There have been decorative textiles sewn into squares or rectangular shapes since the Edo period in Japan. The small squares are made for tea ceremonies; the medium to larger sized ones (called fukusa) are used to cover seasonal and ceremonial gifts. This old Chinese panel was acquired in Japan mixing into our fukusa collection.

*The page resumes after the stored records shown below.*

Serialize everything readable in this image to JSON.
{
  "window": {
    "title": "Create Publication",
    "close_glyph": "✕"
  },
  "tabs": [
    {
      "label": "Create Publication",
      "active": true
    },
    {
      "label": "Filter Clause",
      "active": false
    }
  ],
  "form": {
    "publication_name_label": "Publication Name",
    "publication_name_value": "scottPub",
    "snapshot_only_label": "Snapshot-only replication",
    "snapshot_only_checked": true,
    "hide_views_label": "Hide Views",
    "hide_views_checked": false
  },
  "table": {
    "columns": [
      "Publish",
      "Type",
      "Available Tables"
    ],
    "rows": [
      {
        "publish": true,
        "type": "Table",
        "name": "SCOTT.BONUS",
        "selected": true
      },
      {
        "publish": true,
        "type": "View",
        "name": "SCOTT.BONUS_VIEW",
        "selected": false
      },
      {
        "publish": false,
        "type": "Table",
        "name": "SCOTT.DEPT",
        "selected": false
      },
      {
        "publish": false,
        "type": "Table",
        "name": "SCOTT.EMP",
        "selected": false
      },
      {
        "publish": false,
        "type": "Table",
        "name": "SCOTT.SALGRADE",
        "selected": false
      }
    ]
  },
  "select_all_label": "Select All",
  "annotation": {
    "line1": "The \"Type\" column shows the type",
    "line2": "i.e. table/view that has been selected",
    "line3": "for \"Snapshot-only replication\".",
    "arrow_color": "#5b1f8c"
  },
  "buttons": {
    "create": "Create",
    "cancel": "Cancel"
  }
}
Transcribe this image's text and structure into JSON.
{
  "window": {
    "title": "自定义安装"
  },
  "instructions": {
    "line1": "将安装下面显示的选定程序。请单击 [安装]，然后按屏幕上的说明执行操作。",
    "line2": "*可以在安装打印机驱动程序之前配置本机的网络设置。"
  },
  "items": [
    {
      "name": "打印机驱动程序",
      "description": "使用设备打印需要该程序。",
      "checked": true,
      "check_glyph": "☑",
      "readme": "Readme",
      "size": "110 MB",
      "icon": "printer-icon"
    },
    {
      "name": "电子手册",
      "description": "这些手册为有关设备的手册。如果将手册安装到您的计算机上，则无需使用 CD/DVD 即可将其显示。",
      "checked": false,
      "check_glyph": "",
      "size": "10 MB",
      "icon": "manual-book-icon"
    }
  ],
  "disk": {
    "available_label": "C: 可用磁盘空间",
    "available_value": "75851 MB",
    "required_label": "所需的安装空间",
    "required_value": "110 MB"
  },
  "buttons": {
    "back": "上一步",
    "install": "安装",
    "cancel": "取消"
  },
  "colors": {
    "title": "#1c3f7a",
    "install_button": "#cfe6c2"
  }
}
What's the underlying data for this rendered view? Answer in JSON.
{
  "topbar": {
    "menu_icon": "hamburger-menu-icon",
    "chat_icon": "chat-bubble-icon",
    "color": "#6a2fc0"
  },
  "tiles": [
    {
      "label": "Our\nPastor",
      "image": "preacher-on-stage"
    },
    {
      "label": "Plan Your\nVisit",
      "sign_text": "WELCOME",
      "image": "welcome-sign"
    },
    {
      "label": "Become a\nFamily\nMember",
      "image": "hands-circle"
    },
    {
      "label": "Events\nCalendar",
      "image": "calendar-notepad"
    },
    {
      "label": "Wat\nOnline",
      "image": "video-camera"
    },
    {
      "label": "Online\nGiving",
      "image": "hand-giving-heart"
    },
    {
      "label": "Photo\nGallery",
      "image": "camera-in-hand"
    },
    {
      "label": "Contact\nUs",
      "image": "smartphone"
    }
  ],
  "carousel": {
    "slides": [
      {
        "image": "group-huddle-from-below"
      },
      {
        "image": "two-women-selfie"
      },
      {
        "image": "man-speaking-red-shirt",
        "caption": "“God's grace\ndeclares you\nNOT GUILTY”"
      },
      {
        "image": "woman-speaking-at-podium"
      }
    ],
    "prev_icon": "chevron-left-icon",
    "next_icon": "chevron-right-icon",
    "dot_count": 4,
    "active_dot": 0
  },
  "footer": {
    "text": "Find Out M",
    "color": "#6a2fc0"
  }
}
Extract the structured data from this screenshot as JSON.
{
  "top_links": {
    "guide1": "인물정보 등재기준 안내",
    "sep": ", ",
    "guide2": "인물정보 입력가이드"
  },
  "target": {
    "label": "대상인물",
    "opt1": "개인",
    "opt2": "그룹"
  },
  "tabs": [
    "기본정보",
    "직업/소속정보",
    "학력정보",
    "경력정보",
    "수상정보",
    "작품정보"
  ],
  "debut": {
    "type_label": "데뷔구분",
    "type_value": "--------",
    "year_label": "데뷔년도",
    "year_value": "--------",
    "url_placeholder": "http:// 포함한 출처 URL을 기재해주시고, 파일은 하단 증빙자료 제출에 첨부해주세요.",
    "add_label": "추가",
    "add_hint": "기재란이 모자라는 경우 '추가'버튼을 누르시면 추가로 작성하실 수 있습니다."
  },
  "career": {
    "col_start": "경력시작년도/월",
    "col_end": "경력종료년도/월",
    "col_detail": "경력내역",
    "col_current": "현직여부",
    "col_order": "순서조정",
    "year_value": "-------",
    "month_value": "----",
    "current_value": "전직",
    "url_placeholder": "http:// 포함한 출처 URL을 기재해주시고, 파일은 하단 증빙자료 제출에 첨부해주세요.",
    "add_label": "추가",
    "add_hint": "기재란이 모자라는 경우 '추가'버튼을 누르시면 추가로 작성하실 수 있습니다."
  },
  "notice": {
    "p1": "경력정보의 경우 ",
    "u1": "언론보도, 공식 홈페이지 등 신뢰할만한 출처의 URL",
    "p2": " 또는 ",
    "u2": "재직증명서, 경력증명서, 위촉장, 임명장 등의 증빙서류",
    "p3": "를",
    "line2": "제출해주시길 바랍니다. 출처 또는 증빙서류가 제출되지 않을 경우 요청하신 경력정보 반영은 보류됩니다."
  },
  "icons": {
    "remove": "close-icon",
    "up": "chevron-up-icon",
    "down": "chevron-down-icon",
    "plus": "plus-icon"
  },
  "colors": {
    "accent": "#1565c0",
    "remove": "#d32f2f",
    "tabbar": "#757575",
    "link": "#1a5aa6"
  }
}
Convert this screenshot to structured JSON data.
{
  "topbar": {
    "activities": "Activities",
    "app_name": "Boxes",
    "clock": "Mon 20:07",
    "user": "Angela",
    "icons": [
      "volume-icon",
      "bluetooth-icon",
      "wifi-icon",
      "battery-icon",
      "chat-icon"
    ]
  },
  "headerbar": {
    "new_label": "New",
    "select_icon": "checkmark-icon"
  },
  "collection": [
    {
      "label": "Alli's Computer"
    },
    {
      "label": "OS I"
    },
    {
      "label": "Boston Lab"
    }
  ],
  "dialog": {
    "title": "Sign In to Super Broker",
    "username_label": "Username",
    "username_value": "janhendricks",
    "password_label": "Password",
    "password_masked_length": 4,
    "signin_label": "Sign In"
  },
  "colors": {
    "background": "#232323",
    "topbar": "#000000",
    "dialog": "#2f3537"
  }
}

A dragon and phoenix together symbolize the emperor and empress in China. The phoenix that is graciously presenting a peony, the sovereign of the flowers is embroidered with silk threads and the dragon is couched in gold wrapped threads. The trimming of the dragon’s face (and some area of the body) are copper (revealed underneath of gold) and silver wrapped threads. This is a beautiful, old and amazingly well preserved piece. The fabric on the front is made from baby camel hair, silk damask is on the other side. The flowers woven on the reverse side are all auspicious. The liner is more damaged than shown in the photos; torn and detached from the front in many areas. The dragon featured here is the four-clawed, called a mang. This panel was likely to be made at the time of a wedding or given at the birth. The exquisite work shown here was available only to limited number of people such as cetain princes, nobles and high ranking officials when this panel was made. The last photo shown here was taken under the sun light. It looked breath-takingly beautiful. All and all it looks a little darker and shows more patina than shown here. Dimensions: 18 3/8 inches x 18 3/8 inches.